** TASK MATERIAL follows **

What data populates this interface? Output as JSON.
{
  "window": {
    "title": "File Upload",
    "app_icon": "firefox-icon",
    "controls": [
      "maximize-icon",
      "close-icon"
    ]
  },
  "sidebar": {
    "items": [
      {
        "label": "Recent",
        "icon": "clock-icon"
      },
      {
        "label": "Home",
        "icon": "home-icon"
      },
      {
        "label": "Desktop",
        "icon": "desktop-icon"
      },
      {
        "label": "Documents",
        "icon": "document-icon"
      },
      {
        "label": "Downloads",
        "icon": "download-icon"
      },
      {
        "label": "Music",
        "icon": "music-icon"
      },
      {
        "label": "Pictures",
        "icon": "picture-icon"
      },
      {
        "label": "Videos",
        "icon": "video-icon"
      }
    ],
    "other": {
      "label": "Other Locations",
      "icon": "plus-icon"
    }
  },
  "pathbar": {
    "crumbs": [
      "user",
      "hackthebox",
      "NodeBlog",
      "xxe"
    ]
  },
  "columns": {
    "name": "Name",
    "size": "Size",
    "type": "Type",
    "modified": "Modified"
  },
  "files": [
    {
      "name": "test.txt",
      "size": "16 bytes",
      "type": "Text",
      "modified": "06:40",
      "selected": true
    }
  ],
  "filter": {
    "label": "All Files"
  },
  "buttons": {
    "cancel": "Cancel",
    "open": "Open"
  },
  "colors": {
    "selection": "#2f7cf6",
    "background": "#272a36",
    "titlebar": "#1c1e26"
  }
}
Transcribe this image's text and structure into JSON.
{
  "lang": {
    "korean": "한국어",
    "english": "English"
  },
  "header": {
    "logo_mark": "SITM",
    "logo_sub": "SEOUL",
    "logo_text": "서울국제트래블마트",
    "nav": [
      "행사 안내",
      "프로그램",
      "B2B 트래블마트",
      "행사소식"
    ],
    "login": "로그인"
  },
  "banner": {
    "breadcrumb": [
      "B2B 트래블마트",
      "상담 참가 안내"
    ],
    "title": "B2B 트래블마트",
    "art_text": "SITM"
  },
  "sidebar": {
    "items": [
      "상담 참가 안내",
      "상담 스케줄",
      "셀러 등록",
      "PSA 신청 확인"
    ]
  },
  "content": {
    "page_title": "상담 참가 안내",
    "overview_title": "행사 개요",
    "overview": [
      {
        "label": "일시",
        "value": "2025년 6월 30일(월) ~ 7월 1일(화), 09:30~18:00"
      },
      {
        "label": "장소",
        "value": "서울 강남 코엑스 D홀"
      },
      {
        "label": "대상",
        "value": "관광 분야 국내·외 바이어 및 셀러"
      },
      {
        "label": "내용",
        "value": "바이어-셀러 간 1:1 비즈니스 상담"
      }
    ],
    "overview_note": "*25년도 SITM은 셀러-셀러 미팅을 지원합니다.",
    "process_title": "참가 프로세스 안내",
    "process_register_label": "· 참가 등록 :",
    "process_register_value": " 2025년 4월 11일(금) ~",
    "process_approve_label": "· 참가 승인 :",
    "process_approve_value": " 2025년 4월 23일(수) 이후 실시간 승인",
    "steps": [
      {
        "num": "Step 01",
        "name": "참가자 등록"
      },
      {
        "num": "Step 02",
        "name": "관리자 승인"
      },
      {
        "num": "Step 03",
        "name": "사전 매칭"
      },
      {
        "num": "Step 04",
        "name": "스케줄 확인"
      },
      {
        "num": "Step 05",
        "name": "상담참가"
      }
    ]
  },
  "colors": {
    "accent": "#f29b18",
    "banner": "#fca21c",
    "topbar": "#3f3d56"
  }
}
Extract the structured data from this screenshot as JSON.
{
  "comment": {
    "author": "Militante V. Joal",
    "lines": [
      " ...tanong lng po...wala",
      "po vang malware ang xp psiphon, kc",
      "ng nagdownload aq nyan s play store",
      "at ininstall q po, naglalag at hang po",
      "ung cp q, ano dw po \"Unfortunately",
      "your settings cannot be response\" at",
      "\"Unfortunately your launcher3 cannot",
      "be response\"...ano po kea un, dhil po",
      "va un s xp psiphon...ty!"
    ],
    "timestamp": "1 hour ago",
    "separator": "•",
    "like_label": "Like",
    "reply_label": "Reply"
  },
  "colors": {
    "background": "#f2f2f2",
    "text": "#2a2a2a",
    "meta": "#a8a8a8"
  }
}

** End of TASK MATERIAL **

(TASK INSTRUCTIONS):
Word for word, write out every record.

(FINISHED TASK):
What data populates this interface? Output as JSON.
{
  "window": {
    "title": "File Upload",
    "app_icon": "firefox-icon",
    "controls": [
      "maximize-icon",
      "close-icon"
    ]
  },
  "sidebar": {
    "items": [
      {
        "label": "Recent",
        "icon": "clock-icon"
      },
      {
        "label": "Home",
        "icon": "home-icon"
      },
      {
        "label": "Desktop",
        "icon": "desktop-icon"
      },
      {
        "label": "Documents",
        "icon": "document-icon"
      },
      {
        "label": "Downloads",
        "icon": "download-icon"
      },
      {
        "label": "Music",
        "icon": "music-icon"
      },
      {
        "label": "Pictures",
        "icon": "picture-icon"
      },
      {
        "label": "Videos",
        "icon": "video-icon"
      }
    ],
    "other": {
      "label": "Other Locations",
      "icon": "plus-icon"
    }
  },
  "pathbar": {
    "crumbs": [
      "user",
      "hackthebox",
      "NodeBlog",
      "xxe"
    ]
  },
  "columns": {
    "name": "Name",
    "size": "Size",
    "type": "Type",
    "modified": "Modified"
  },
  "files": [
    {
      "name": "test.txt",
      "size": "16 bytes",
      "type": "Text",
      "modified": "06:40",
      "selected": true
    }
  ],
  "filter": {
    "label": "All Files"
  },
  "buttons": {
    "cancel": "Cancel",
    "open": "Open"
  },
  "colors": {
    "selection": "#2f7cf6",
    "background": "#272a36",
    "titlebar": "#1c1e26"
  }
}
Transcribe this image's text and structure into JSON.
{
  "lang": {
    "korean": "한국어",
    "english": "English"
  },
  "header": {
    "logo_mark": "SITM",
    "logo_sub": "SEOUL",
    "logo_text": "서울국제트래블마트",
    "nav": [
      "행사 안내",
      "프로그램",
      "B2B 트래블마트",
      "행사소식"
    ],
    "login": "로그인"
  },
  "banner": {
    "breadcrumb": [
      "B2B 트래블마트",
      "상담 참가 안내"
    ],
    "title": "B2B 트래블마트",
    "art_text": "SITM"
  },
  "sidebar": {
    "items": [
      "상담 참가 안내",
      "상담 스케줄",
      "셀러 등록",
      "PSA 신청 확인"
    ]
  },
  "content": {
    "page_title": "상담 참가 안내",
    "overview_title": "행사 개요",
    "overview": [
      {
        "label": "일시",
        "value": "2025년 6월 30일(월) ~ 7월 1일(화), 09:30~18:00"
      },
      {
        "label": "장소",
        "value": "서울 강남 코엑스 D홀"
      },
      {
        "label": "대상",
        "value": "관광 분야 국내·외 바이어 및 셀러"
      },
      {
        "label": "내용",
        "value": "바이어-셀러 간 1:1 비즈니스 상담"
      }
    ],
    "overview_note": "*25년도 SITM은 셀러-셀러 미팅을 지원합니다.",
    "process_title": "참가 프로세스 안내",
    "process_register_label": "· 참가 등록 :",
    "process_register_value": " 2025년 4월 11일(금) ~",
    "process_approve_label": "· 참가 승인 :",
    "process_approve_value": " 2025년 4월 23일(수) 이후 실시간 승인",
    "steps": [
      {
        "num": "Step 01",
        "name": "참가자 등록"
      },
      {
        "num": "Step 02",
        "name": "관리자 승인"
      },
      {
        "num": "Step 03",
        "name": "사전 매칭"
      },
      {
        "num": "Step 04",
        "name": "스케줄 확인"
      },
      {
        "num": "Step 05",
        "name": "상담참가"
      }
    ]
  },
  "colors": {
    "accent": "#f29b18",
    "banner": "#fca21c",
    "topbar": "#3f3d56"
  }
}
Extract the structured data from this screenshot as JSON.
{
  "comment": {
    "author": "Militante V. Joal",
    "lines": [
      " ...tanong lng po...wala",
      "po vang malware ang xp psiphon, kc",
      "ng nagdownload aq nyan s play store",
      "at ininstall q po, naglalag at hang po",
      "ung cp q, ano dw po \"Unfortunately",
      "your settings cannot be response\" at",
      "\"Unfortunately your launcher3 cannot",
      "be response\"...ano po kea un, dhil po",
      "va un s xp psiphon...ty!"
    ],
    "timestamp": "1 hour ago",
    "separator": "•",
    "like_label": "Like",
    "reply_label": "Reply"
  },
  "colors": {
    "background": "#f2f2f2",
    "text": "#2a2a2a",
    "meta": "#a8a8a8"
  }
}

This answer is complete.